Breastfeeding May Reduce MS Relapses
Reported February 27, 2009
(Ivanhoe Newswire) — Breastfeeding may reduce the risk of relapse after pregnancy for women with multiple sclerosis (MS), a new study found.
Researchers followed pregnant women with and without MS during each trimester and up to a year after giving birth. Among the women with MS, 52 percent reported they did not breastfeed or they began supplemental formula feedings within two months of giving birth. Sixty percent said their primary reason for not breastfeeding was to start taking MS treatments again.
Researchers discovered 87 percent of the women who did not exclusively breastfeed in those early months suffered a relapse after pregnancy, but only 36 percent of women with MS who breastfed exclusively for at least two months post-partum had a relapse.

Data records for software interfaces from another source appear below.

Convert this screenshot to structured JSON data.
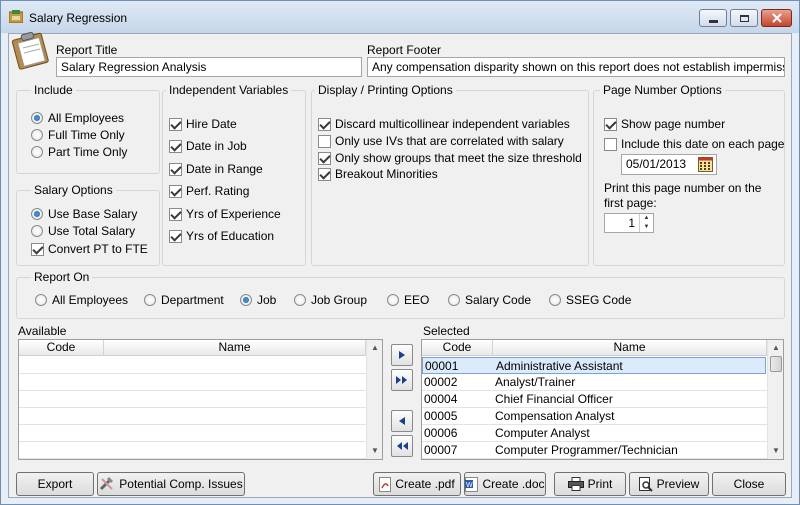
{
  "window": {
    "title": "Salary Regression"
  },
  "report_title": {
    "label": "Report Title",
    "value": "Salary Regression Analysis"
  },
  "report_footer": {
    "label": "Report Footer",
    "value": "Any compensation disparity shown on this report does not establish impermissi"
  },
  "include": {
    "title": "Include",
    "options": [
      "All Employees",
      "Full Time Only",
      "Part Time Only"
    ],
    "selected": "All Employees"
  },
  "salary_options": {
    "title": "Salary Options",
    "options": [
      "Use Base Salary",
      "Use Total Salary"
    ],
    "selected": "Use Base Salary",
    "convert_label": "Convert PT to FTE",
    "convert_checked": true
  },
  "independent_variables": {
    "title": "Independent Variables",
    "items": [
      {
        "label": "Hire Date",
        "checked": true
      },
      {
        "label": "Date in Job",
        "checked": true
      },
      {
        "label": "Date in Range",
        "checked": true
      },
      {
        "label": "Perf. Rating",
        "checked": true
      },
      {
        "label": "Yrs of Experience",
        "checked": true
      },
      {
        "label": "Yrs of Education",
        "checked": true
      }
    ]
  },
  "display": {
    "title": "Display / Printing Options",
    "items": [
      {
        "label": "Discard multicollinear independent variables",
        "checked": true
      },
      {
        "label": "Only use IVs that are correlated with salary",
        "checked": false
      },
      {
        "label": "Only show groups that meet the size threshold",
        "checked": true
      },
      {
        "label": "Breakout Minorities",
        "checked": true
      }
    ]
  },
  "page_number": {
    "title": "Page Number Options",
    "show_label": "Show page number",
    "show_checked": true,
    "include_date_label": "Include this date on each page",
    "include_date_checked": false,
    "date_value": "05/01/2013",
    "first_page_label_line1": "Print this page number on the",
    "first_page_label_line2": "first page:",
    "first_page_value": "1"
  },
  "report_on": {
    "title": "Report On",
    "options": [
      "All Employees",
      "Department",
      "Job",
      "Job Group",
      "EEO",
      "Salary Code",
      "SSEG Code"
    ],
    "selected": "Job"
  },
  "available": {
    "label": "Available",
    "columns": [
      "Code",
      "Name"
    ],
    "rows": []
  },
  "selected": {
    "label": "Selected",
    "columns": [
      "Code",
      "Name"
    ],
    "rows": [
      {
        "code": "00001",
        "name": "Administrative Assistant"
      },
      {
        "code": "00002",
        "name": "Analyst/Trainer"
      },
      {
        "code": "00004",
        "name": "Chief Financial Officer"
      },
      {
        "code": "00005",
        "name": "Compensation Analyst"
      },
      {
        "code": "00006",
        "name": "Computer Analyst"
      },
      {
        "code": "00007",
        "name": "Computer Programmer/Technician"
      }
    ],
    "selected_index": 0
  },
  "buttons": {
    "export": "Export",
    "potential": "Potential Comp. Issues",
    "create_pdf": "Create .pdf",
    "create_doc": "Create .doc",
    "print": "Print",
    "preview": "Preview",
    "close": "Close"
  },
  "colors": {
    "selection": "#dcebfc",
    "accent_blue": "#1a3f8f"
  }
}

“Our findings call into question the benefit of choosing not to breastfeed or stopping breastfeeding early in order to start taking MS therapies,” study author Annette Langer-Gould, M.D., Ph.D., of Stanford University was quoted as saying.
She said larger studies need to be done on whether women should delay taking MS medications in order to breastfeed.
SOURCE: Study to be presented at the American Academy of Neurology’s 61st Annual Meeting in Seattle, April 25-May 2, 2009